The third approach is provided by quantitative analyses of larger numbers, seeking to discern what they have in common. In that connection, Steptoe considers Vasari's analyses of the characteristics (as assessed from biographies) of 123 outstanding painters, sculptors and architects in the 16th century. Social courtesies, hard work and sophistication seemed characteristic, with eccentricities and mental instability much less evident. Steptoe queries whether different adaptive qualities apply in different eras.
The final approach - quantitative analyses of the output of creative individuals, so-called histiometrics - is exemplified in the chapter by Dean Simonton and colleague examining Shakespeare's scholarship. Their findings bring out some striking aspects of his writing but cannot be said to illuminate either the nature or origins of Shakespeare's creativity.
Where does that leave our understanding of genius? Not much further forward, I think. Although it is evident that most infant prodigies do not develop into geniuses, the connection the other way round seems much stronger. Although not necessarily conventionally successful in childhood, most show clear evidence of strikingly unusual talents when young. Very few individuals with highly specialised "savant" skills are unusually creative but many geniuses clearly had highly developed talents that were important to them. High intelligence seems a sine qua non but very few people - even with an outstandingly high IQ - come anywhere near genius level in their accomplishments. The personalities of geniuses seem pretty varied but almost all show a quite exceptional degree of dedication, persistence, curiosity, self-motivation, and hard work.
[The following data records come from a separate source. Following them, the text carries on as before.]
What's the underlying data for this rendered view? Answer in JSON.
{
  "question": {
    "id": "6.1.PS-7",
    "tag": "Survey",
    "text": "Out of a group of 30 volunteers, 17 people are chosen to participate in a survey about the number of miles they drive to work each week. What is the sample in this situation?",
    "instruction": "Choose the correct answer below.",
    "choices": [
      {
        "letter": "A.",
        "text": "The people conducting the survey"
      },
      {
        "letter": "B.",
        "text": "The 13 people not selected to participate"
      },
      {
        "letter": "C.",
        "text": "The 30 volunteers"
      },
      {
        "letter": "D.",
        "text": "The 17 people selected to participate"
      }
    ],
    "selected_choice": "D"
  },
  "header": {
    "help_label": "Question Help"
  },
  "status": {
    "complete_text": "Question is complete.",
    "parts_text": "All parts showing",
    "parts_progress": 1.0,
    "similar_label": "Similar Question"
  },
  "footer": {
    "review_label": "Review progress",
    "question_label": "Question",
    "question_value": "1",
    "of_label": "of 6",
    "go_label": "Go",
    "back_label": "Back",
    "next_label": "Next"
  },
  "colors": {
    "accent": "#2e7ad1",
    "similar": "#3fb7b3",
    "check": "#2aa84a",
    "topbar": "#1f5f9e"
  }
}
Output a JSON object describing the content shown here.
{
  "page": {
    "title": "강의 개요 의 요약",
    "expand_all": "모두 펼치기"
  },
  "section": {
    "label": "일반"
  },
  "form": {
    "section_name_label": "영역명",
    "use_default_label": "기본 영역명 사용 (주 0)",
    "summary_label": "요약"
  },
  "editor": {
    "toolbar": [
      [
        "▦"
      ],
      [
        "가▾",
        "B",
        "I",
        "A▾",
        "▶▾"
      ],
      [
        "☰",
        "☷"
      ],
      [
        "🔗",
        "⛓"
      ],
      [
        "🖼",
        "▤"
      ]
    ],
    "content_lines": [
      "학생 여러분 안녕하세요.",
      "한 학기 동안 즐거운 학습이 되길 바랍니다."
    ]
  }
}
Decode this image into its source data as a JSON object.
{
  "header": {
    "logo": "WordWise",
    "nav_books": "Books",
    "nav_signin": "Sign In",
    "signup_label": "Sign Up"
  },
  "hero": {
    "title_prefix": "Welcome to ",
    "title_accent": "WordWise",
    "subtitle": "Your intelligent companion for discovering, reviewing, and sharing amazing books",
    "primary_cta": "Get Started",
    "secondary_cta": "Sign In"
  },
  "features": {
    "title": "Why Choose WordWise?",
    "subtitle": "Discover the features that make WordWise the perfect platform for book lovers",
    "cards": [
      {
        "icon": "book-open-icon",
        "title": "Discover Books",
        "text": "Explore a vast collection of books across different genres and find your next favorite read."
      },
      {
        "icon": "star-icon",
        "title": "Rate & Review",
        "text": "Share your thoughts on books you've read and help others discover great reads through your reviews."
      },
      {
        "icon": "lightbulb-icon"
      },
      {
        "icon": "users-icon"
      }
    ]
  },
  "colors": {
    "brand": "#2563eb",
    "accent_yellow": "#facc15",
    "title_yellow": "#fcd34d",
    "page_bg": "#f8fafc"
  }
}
Nature or nurture? Almost certainly an interplay between the two. It seems most unlikely that people can be schooled or trained to become geniuses. Geniuses stand out from others in their mix of unusual qualities and it may be presumed that nature played a significant role in their origin. On the other hand, their own behaviour usually led them to have quite unusual experiences and frequently the support of their families exerted a key influence. The book succeeds in showing that a range of research approaches may be informative about genius and creativity, but I share Roy Porter's scepticism about the contributions of quantitative science so far. Maybe the future will bring greater rewards. Maybe. In the meanwhile, this book provides an interesting, thought-provoking read.
Sir Michael Rutter is professor of developmental psychopathology, University of London.
Genius and the Mind: Studies of Creativity and Temperament
Editor - Andrew Steptoe
ISBN - 0 19 852373 4
Publisher - Oxford University Press
Price - £29.50
Pages - 4